> **DATA FOR THE TASK**:
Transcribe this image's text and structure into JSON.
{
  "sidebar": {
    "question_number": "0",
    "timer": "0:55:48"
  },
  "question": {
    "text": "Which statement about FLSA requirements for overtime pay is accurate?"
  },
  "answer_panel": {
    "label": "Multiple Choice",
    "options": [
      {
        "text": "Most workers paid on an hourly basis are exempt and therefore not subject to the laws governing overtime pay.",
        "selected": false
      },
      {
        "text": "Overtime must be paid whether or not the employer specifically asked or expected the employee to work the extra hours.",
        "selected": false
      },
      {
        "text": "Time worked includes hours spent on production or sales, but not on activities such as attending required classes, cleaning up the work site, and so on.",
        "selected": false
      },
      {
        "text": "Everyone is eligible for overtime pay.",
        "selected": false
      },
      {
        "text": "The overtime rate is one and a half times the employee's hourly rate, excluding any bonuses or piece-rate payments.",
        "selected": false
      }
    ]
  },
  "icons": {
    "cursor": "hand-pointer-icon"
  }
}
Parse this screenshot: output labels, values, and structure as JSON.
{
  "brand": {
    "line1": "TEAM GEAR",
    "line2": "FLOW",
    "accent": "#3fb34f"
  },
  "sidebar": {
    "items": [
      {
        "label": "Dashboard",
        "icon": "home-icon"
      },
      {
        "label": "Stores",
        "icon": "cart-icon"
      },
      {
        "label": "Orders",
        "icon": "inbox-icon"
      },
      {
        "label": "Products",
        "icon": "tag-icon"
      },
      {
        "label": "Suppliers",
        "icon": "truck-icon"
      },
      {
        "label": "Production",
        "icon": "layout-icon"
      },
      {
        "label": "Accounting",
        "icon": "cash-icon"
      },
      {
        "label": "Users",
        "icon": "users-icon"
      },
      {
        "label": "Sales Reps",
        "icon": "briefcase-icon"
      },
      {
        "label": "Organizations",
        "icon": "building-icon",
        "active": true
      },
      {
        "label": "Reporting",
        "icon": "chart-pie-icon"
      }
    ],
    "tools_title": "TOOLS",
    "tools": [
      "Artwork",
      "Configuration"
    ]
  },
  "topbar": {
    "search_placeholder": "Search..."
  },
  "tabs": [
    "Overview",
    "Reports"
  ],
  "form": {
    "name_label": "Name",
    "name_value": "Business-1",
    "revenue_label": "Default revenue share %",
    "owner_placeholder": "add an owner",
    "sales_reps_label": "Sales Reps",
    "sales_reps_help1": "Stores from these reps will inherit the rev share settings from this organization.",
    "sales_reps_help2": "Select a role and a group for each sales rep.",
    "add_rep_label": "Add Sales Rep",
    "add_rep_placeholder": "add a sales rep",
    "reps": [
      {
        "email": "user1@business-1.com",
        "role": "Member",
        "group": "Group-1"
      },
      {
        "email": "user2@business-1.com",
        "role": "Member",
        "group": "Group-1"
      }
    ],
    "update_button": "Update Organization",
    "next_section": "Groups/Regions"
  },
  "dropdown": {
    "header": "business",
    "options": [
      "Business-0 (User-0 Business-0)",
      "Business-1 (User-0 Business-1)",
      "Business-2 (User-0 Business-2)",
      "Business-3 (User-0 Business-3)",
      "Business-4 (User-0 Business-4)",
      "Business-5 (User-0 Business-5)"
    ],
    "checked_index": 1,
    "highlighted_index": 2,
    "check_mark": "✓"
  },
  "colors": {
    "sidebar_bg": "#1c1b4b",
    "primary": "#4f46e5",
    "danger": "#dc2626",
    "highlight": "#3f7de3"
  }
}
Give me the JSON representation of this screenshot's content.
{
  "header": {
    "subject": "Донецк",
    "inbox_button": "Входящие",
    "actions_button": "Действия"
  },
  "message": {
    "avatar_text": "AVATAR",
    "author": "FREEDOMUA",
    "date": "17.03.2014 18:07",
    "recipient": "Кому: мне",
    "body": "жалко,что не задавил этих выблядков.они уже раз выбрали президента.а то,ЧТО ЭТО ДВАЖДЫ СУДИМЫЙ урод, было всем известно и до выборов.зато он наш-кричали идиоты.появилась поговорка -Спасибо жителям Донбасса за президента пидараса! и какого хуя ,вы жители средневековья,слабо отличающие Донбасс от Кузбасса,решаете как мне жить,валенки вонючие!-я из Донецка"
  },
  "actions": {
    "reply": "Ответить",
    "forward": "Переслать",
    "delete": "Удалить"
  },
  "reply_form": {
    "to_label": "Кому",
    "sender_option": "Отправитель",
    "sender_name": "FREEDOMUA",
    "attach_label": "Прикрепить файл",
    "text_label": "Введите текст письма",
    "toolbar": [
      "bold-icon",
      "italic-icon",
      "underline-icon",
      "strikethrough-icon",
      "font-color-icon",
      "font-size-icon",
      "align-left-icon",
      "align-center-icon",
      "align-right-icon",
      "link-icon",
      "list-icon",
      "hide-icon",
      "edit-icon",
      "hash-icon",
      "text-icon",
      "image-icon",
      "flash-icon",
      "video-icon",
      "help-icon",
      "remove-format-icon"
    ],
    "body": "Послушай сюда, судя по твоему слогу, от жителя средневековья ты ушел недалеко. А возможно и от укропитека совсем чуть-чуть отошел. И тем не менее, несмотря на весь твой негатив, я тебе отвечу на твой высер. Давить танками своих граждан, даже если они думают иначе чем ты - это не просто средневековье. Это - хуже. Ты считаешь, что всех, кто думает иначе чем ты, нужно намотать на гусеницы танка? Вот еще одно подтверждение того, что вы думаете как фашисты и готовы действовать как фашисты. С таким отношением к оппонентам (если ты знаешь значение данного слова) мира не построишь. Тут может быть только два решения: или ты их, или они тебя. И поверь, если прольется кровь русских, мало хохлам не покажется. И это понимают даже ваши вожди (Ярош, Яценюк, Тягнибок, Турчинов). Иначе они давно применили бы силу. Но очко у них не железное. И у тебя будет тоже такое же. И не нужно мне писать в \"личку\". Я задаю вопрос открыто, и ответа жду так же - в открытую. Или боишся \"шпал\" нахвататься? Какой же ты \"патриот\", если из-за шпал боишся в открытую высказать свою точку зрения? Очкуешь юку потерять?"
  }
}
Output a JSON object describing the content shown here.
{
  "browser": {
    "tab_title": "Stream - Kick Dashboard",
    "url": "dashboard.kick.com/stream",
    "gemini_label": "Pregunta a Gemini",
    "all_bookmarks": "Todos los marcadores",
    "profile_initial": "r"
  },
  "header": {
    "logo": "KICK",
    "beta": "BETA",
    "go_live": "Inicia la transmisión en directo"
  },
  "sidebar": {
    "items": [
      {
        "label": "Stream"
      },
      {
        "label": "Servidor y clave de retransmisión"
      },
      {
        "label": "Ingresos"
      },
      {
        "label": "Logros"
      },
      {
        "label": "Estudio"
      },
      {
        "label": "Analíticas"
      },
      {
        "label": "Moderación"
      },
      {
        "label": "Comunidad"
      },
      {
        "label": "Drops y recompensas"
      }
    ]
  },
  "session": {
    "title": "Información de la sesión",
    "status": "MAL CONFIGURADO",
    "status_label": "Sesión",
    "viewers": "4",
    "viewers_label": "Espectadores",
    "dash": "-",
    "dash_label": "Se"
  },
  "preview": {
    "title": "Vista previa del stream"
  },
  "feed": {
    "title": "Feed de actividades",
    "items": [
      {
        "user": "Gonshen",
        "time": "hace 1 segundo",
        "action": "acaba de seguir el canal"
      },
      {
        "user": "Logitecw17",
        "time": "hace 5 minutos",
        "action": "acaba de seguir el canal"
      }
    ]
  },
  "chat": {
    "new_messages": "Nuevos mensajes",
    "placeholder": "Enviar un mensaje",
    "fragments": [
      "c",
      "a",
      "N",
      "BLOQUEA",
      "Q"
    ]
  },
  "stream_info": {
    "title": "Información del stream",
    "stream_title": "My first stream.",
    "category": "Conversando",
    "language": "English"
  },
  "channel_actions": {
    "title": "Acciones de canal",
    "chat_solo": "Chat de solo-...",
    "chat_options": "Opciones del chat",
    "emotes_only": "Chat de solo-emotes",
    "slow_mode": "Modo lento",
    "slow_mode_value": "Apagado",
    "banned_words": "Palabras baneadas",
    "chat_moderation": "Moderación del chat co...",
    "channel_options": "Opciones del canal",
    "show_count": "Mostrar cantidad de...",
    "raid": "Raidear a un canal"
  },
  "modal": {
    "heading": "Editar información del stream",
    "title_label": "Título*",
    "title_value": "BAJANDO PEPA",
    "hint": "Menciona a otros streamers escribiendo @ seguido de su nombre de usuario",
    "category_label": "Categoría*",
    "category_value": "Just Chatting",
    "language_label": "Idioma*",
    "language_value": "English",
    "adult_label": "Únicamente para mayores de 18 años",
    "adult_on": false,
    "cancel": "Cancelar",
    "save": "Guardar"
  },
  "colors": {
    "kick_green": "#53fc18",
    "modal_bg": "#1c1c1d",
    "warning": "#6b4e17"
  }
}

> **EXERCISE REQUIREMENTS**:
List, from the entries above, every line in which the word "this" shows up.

> **WORKED SOLUTION**:
Transcribe this image's text and structure into JSON.
Parse this screenshot: output labels, values, and structure as JSON.
    "sales_reps_help1": "Stores from these reps will inherit the rev share settings from this organization.",
Give me the JSON representation of this screenshot's content.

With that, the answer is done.